Of course, the question is whether the speed invoked by TC, the spread of communization in the process of revolution, will ‘de-capitalise life further’ ‘or be crushed’. It is, to me, the rather sanguinary tendency to not take seriously the second possibility that seems problematic.

This is Virilio’s question. He notes the disappearance of the military from their own war-machine, pointing out that the Captain of HMS Sheffield had no time to react to the launching of an Exocet missile launched from a Super Etendard aircraft, whose pilot obeyed the injunction of ‘Fire and Forget’ (Virilio in Virilio & Lotringer 1983: 18). The ship was destroyed. Beverly Silver (2003) has also pointed out that against the great citizen-armies, which allowed workers to then make a claim on the States which had unleashed them in war, the response has been to professionalize, privatize, and minimize the role of workers in war – in line with the general tendency of capitalism to replace variable capital with constant capital. In the jargon of the US military in regards to drones, the aim is the ‘compression of the kill chain’ – the removal or minimisation of human involvement from destruction. It is perhaps not hard to imagine these hardwired ‘moral drones’ regarding proletarian revolution as an immoral act.

In fact, this banking on speed and movement is precisely the ground of the ‘war of time’ Virilio identified as the problem of the military class. The war of acceleration turns on new technologies that push humans out of the domain of choice and control, in favour of an autonomous and automatic deterrence. While I am, of course, not assimilating TC to this discourse, we can see that what we have here is, precisely, a ‘war of time’. On the one hand, we have the elimination or minimisation of labour from the process of warfare, to increase the speed and violence of military response. On the other hand, we find the seeming necessity of the rapid dispersion of revolution to counter this possibility. There are two symmetrical risks, it seems to me. We could, first, overestimate the military capacities of the ‘trans-national military class’, and thereby engender our own stasis, if not even reification and fetishization of military power (a risk run by Virilio). Secondly, however, we could also disregard the military question by simply relying on the ‘superior’ speed of revolution. It seems to be this second risk is run by certain formulations of TC.

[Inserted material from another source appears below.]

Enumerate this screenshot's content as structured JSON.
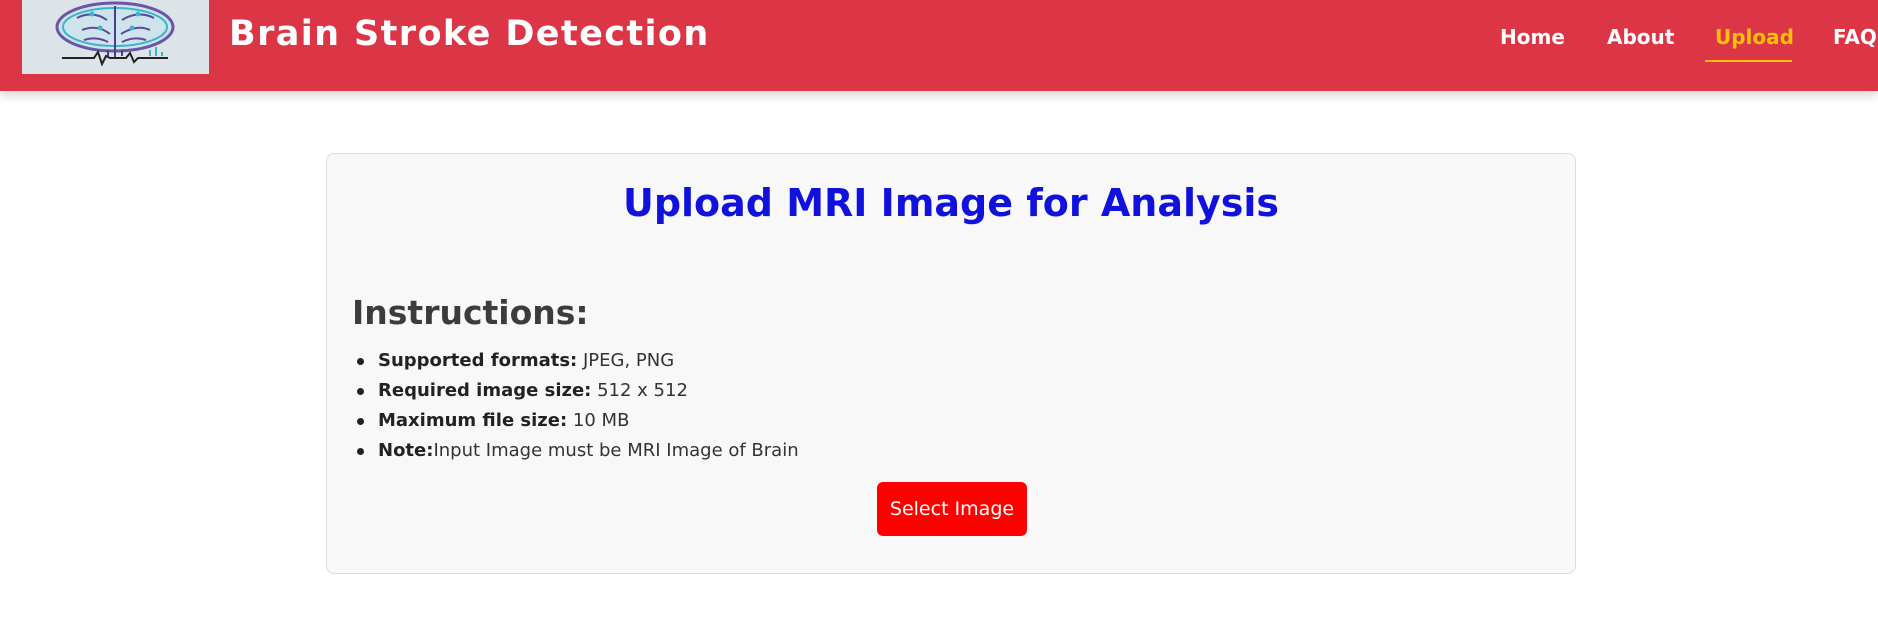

Of course, ‘Occupy’ is, or was, a heterogeneous formation, or set of formations, that often aimed to break outside of this kind of ossification. If anything, in the typology we have traced, it lies closest (in general) to Virilio’s insistence on the continuation of ecological resistance in the absence of revolution. In this way it seems not so much that it evades the military question as that it positively refuses it, precisely to escape the discourse of ‘pure war’ that Virilio argues is at the heart of Western nihilism (Virilio 1990: 68). A similar claim could be made for TC. My suggestion in reply is a modest one. While this is a laudable aim, it might be that a politics of dispersion, resonance, and acceleration, will have to confront not only the inertial effects of the ‘practico-inert’, but also the militarized forms of the capitalist State that deploy and engage with exactly these new forms to produce their own de-localization and localization of power.

Benjamin Noys, 2013.

Bibliography

  • 1. Jason Adams (2012) has used Virilio to reflect on strategic difficulties and tensions in the ‘Occupy’ movement, but not directly raised the military question. I owe Jason Adams for the encouragement to pursue these speculations.
  • 2. ‘To my mind, there was some hocus-pocus between Marx and Engels. Engels was aware of the reality of war, even if he didn’t see it the way we do. There was also the idea of war as reappropriated by the working class. The working class, especially at the beginning of trade unionism, was a combat unit. This relation of Marxism to war wasn’t really clear at the outset.’ (Virilio in Virilio & Lotringer 1983: 105)
  • 3. This is also contrary to the ‘communizing’ theory of Gilles Dauvé and Karl Nesic, who treat ‘communizing’ as a persistent possibility yet to be realized, rather than a new historical possibility (see Endnotes 2008).
  • 4. This diagnosis bears some similarity to that of Carl Schmitt in his Theory of the Partisan[i] (1963).